Banque Europeenne de donnees polliniques
Centre Universitaire Espace Van Gogh
A European Pollen Database (EPD) is now being developed to provide for all palynologists a permanent archive of the basic data generated by pollen analysts in Europe, a tool for further research on palaeoecological and biogeographical problems at a variety of temporal and spatial scales, and a primary data-source for furthering our understanding of past environmental history at a time when research on Global Change is becoming increasingly important.
The European Pollen Database project is centralized in Arles, France. Its personnel consist of a post-doctoral scientist (R. Cheddadi) working closely with Joel Guiot and Jacques-Louis de Beaulieu. The EPD has an Executive Committee responsible for overseeing the development of the project and for finding further financial support for the project. There is also an Advisory Board responsible for protocols, assisting with pollen-taxonomic and related problems, and arbitration in any disputes between contributors, users, or coordinators. The composition of the Executive Committee is currently Brigitta Ammann, Jacques-Louis de Beaulieu and Brian Huntley. The Advisory Board consists of Karl-Ernst Behre (Wilhelmshaven), John Birks (Bergen), Elizaveta Bozilova (Sofia), Maria Follieri (Rome), Marie-Jose Gaillard-Lemdahl, George Jacobson Jr., Roel Janssen (Utrecht), Meilute Kabailiene (Vilnius), Magdalena Ralska-Jasiewiczowa (Cracow).
The Advisory Board have resolved that data compilation shall give priority to sites that formed part of the IGCP 158B sub-project.
It was agreed that high data quality must be guaranteed, and that high taxonomic standards and sound radiocarbon chronologies were essential. The database must contain the data in their entirety for all sites contributed. The data to be compiled and stored will extend far beyond the pollen counts. Precise details of the site location, the present vegetation surrounding the site, the sediment lithology, the chronology, all bibliographic details relating to published accounts of the site, and the name(s) and address(es) of the worker(s) who sampled and analyzed the site will be included in the database.
The database coordinators must cooperate closely with the contributors, with regional advisors and groups and with the Advisory Board in order to resolve pollen-taxonomic questions. Appropriate protocols are in progress for these purposes.

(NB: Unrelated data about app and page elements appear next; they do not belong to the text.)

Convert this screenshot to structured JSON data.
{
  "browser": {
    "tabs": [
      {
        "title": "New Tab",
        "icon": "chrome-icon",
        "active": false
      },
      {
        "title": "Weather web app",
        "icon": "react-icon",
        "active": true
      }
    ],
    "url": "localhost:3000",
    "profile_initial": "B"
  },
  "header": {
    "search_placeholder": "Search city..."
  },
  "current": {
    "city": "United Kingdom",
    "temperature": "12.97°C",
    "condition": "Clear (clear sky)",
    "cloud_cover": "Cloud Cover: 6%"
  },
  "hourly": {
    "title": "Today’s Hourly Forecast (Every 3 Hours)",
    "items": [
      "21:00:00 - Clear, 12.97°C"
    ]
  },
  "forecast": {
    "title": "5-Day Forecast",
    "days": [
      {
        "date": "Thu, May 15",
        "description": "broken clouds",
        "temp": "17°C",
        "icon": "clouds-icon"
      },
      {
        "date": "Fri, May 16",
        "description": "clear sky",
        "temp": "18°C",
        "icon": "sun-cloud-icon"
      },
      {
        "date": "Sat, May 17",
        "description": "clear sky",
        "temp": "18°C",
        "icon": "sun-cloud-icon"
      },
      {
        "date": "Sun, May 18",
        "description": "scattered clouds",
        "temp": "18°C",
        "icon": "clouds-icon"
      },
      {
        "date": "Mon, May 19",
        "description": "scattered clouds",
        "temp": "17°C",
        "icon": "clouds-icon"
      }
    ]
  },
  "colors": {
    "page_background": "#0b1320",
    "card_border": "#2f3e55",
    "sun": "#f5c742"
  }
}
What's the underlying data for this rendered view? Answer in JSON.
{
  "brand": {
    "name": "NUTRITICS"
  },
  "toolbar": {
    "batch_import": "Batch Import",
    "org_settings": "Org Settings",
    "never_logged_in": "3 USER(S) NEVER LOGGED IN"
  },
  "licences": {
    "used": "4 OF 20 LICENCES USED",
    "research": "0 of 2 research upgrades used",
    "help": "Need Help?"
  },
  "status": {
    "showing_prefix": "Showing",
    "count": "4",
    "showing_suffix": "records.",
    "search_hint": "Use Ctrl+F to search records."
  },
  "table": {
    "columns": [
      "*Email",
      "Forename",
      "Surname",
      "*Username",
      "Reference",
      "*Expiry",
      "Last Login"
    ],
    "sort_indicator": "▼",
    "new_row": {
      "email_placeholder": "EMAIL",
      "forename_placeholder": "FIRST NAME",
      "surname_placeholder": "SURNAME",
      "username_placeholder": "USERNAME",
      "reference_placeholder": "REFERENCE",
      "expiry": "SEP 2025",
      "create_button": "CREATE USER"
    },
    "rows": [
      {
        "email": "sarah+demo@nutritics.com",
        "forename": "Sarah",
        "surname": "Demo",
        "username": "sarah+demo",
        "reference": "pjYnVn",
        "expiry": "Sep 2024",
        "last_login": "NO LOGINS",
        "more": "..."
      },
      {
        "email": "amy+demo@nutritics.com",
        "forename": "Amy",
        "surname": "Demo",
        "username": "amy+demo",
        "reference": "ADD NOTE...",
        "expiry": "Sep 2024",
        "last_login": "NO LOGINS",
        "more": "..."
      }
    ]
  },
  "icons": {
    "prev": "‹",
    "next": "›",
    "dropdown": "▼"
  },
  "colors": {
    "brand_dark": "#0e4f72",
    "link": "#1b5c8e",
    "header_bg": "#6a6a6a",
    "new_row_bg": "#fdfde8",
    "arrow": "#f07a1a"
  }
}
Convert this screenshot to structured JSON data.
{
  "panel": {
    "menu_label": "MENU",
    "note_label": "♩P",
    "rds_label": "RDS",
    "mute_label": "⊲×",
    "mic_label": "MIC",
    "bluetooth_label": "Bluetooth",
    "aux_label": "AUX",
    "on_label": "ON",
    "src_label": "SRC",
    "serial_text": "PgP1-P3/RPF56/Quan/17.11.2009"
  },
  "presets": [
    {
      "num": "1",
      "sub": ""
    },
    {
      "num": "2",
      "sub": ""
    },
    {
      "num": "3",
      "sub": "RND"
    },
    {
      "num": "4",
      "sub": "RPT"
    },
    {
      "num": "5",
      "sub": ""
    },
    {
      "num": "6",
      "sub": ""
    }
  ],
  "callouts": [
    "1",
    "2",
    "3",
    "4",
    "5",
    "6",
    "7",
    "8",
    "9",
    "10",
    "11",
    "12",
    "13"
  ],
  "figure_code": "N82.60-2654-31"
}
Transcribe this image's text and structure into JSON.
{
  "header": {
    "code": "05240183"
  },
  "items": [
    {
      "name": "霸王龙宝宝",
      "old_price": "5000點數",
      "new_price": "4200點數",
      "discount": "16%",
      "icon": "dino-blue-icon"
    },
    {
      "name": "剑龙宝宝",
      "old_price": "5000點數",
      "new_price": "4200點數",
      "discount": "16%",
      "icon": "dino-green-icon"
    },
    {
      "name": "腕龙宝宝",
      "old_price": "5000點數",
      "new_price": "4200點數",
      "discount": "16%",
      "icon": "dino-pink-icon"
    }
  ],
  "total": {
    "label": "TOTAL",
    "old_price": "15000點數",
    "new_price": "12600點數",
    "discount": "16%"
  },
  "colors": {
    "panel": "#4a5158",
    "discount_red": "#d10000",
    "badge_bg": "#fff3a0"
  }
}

The protocols for the database were discussed and agreed by the Advisory Board at its meeting of the 22nd September 1990 at Wilhelmshaven. In the event that it becomes necessary to modify them in the future, all database contributors and users will be notified and the changes will be published in a Newsletter.
At present there are three directly related database subprojects and one indirectly related database project. The three subprojects are concerned with specific geographical areas or temporal aspects and were, at their outset, designed to be integral components of the EPD. They consist of:
The initiation of other regional or thematical database groups are in progress.
Following discussion, it was decided to use the relational database package PARADOX (version 3.5) to build the database. This software is widely available and runs on IBM PC-compatible computers under DOS; it is also being adopted by the North American Pollen Database, thus application software developments can be shared.
The EPD closely collaborates with the NOAA NGDC American pollen database project coordinated by Eric Grimm and John Keltner, particularly in connections with computer software development.
In January 1991 the first Newsletter including a questionnaire has been sent to European Quaternary palynologists. To-date 90 respondents have offered data from different parts of Europe and already 440 sites situated in more than 20 countries have been offered.
In order to compile and record all of this information a series of data recording sheets was prepared and sent to contributors.
The teams involved in the technical management of the database and in the compilation of data (Arles, Cambridge, Durham and Springfield) have spent much of the last six months solving software problems and laying foundations for the data compilation that is now underway.
The PARADOX table structure has been modified in several respects in the light of experience and to facilitate the preparation of scripts that will allow the data in the tables to be manipulated and/or queried more efficiently. Scripts to prepare the empty tables have been written and the tables are now in use as data compilation has gotten underway.
The EPD is now ready to welcome in Arles all scientists who wish to be trained in the software and programs used by the database. The first data release is estimated to be available in about one year from now following the EPD protocol.
Support was obtained from the European Science Foundation that will enable the Executive Committee to organize a workshop meeting on "Computer management of pollen data in relation to human impact and climatic changes" that will take place in Arles in the spring of 1992. These funds will enable some younger scientists from central and eastern Europe, as well as the Advisory Board, to attend the meeting and will afford the opportunity for some of these workers to extend their stay in Arles by a few days to be trained in the use of the E.P.D. software available at that time. The Advisory Board will meet during the workshop to deal with EPD business. A particular matter that requires attention is that of the synonymy and hierarchic relations of the pollen taxa listed to-date. It will probably prove necessary to organize working group meetings to deal with some aspects of this problem.
The funding obtained from the EC allowed launching the database for the first two years. The Advisory Board has now to insure the survival of the database structure after that period.